▶ _PROBLEM STATEMENT_
Reproduce the entries in full, with no changes.

▶ _RECORDS FOR THE TASK_
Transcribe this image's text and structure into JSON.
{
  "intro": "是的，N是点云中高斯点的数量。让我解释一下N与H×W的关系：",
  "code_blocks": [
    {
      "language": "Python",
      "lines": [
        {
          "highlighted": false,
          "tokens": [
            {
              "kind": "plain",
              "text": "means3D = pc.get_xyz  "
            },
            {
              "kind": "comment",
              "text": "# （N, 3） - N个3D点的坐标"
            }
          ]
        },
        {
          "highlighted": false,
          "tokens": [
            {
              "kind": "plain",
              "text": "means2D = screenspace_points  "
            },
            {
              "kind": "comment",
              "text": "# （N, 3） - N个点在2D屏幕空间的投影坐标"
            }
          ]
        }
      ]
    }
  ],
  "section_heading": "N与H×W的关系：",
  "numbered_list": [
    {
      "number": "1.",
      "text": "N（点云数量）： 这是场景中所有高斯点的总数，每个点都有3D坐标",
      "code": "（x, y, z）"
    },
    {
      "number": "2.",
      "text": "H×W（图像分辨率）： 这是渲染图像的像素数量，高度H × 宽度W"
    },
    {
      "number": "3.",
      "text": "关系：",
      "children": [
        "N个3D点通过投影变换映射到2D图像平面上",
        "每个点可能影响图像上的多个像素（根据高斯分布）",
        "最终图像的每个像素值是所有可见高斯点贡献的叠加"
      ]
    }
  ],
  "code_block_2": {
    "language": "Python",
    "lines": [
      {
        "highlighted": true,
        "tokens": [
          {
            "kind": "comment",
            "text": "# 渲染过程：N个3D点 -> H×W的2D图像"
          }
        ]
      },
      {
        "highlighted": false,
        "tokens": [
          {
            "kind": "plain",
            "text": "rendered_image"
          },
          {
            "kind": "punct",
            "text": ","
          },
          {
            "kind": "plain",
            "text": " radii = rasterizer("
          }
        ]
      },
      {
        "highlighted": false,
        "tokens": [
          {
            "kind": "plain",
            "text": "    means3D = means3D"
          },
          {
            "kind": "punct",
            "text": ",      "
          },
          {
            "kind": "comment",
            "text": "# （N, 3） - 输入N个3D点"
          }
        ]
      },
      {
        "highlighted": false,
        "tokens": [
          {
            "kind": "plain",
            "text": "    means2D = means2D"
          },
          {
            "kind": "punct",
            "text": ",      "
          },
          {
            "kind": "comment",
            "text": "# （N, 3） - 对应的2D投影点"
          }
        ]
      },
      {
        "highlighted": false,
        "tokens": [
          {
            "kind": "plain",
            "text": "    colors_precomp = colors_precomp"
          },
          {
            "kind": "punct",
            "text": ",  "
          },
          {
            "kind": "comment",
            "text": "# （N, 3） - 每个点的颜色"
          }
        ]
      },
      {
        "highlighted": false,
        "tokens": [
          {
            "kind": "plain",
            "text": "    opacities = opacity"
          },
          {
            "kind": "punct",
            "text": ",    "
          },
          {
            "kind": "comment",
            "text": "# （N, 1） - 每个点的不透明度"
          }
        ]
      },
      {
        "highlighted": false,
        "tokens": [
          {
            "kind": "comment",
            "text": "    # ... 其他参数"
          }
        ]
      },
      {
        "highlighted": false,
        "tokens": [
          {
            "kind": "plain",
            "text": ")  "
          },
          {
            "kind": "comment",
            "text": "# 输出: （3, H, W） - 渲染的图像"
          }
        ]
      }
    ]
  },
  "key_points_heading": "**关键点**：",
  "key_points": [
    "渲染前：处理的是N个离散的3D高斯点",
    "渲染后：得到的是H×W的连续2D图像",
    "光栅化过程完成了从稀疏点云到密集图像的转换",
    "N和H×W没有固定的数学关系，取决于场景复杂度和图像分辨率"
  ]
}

▶ _ANSWER FOR THE TASK_
Transcribe this image's text and structure into JSON.
{
  "intro": "是的，N是点云中高斯点的数量。让我解释一下N与H×W的关系：",
  "code_blocks": [
    {
      "language": "Python",
      "lines": [
        {
          "highlighted": false,
          "tokens": [
            {
              "kind": "plain",
              "text": "means3D = pc.get_xyz  "
            },
            {
              "kind": "comment",
              "text": "# （N, 3） - N个3D点的坐标"
            }
          ]
        },
        {
          "highlighted": false,
          "tokens": [
            {
              "kind": "plain",
              "text": "means2D = screenspace_points  "
            },
            {
              "kind": "comment",
              "text": "# （N, 3） - N个点在2D屏幕空间的投影坐标"
            }
          ]
        }
      ]
    }
  ],
  "section_heading": "N与H×W的关系：",
  "numbered_list": [
    {
      "number": "1.",
      "text": "N（点云数量）： 这是场景中所有高斯点的总数，每个点都有3D坐标",
      "code": "（x, y, z）"
    },
    {
      "number": "2.",
      "text": "H×W（图像分辨率）： 这是渲染图像的像素数量，高度H × 宽度W"
    },
    {
      "number": "3.",
      "text": "关系：",
      "children": [
        "N个3D点通过投影变换映射到2D图像平面上",
        "每个点可能影响图像上的多个像素（根据高斯分布）",
        "最终图像的每个像素值是所有可见高斯点贡献的叠加"
      ]
    }
  ],
  "code_block_2": {
    "language": "Python",
    "lines": [
      {
        "highlighted": true,
        "tokens": [
          {
            "kind": "comment",
            "text": "# 渲染过程：N个3D点 -> H×W的2D图像"
          }
        ]
      },
      {
        "highlighted": false,
        "tokens": [
          {
            "kind": "plain",
            "text": "rendered_image"
          },
          {
            "kind": "punct",
            "text": ","
          },
          {
            "kind": "plain",
            "text": " radii = rasterizer("
          }
        ]
      },
      {
        "highlighted": false,
        "tokens": [
          {
            "kind": "plain",
            "text": "    means3D = means3D"
          },
          {
            "kind": "punct",
            "text": ",      "
          },
          {
            "kind": "comment",
            "text": "# （N, 3） - 输入N个3D点"
          }
        ]
      },
      {
        "highlighted": false,
        "tokens": [
          {
            "kind": "plain",
            "text": "    means2D = means2D"
          },
          {
            "kind": "punct",
            "text": ",      "
          },
          {
            "kind": "comment",
            "text": "# （N, 3） - 对应的2D投影点"
          }
        ]
      },
      {
        "highlighted": false,
        "tokens": [
          {
            "kind": "plain",
            "text": "    colors_precomp = colors_precomp"
          },
          {
            "kind": "punct",
            "text": ",  "
          },
          {
            "kind": "comment",
            "text": "# （N, 3） - 每个点的颜色"
          }
        ]
      },
      {
        "highlighted": false,
        "tokens": [
          {
            "kind": "plain",
            "text": "    opacities = opacity"
          },
          {
            "kind": "punct",
            "text": ",    "
          },
          {
            "kind": "comment",
            "text": "# （N, 1） - 每个点的不透明度"
          }
        ]
      },
      {
        "highlighted": false,
        "tokens": [
          {
            "kind": "comment",
            "text": "    # ... 其他参数"
          }
        ]
      },
      {
        "highlighted": false,
        "tokens": [
          {
            "kind": "plain",
            "text": ")  "
          },
          {
            "kind": "comment",
            "text": "# 输出: （3, H, W） - 渲染的图像"
          }
        ]
      }
    ]
  },
  "key_points_heading": "**关键点**：",
  "key_points": [
    "渲染前：处理的是N个离散的3D高斯点",
    "渲染后：得到的是H×W的连续2D图像",
    "光栅化过程完成了从稀疏点云到密集图像的转换",
    "N和H×W没有固定的数学关系，取决于场景复杂度和图像分辨率"
  ]
}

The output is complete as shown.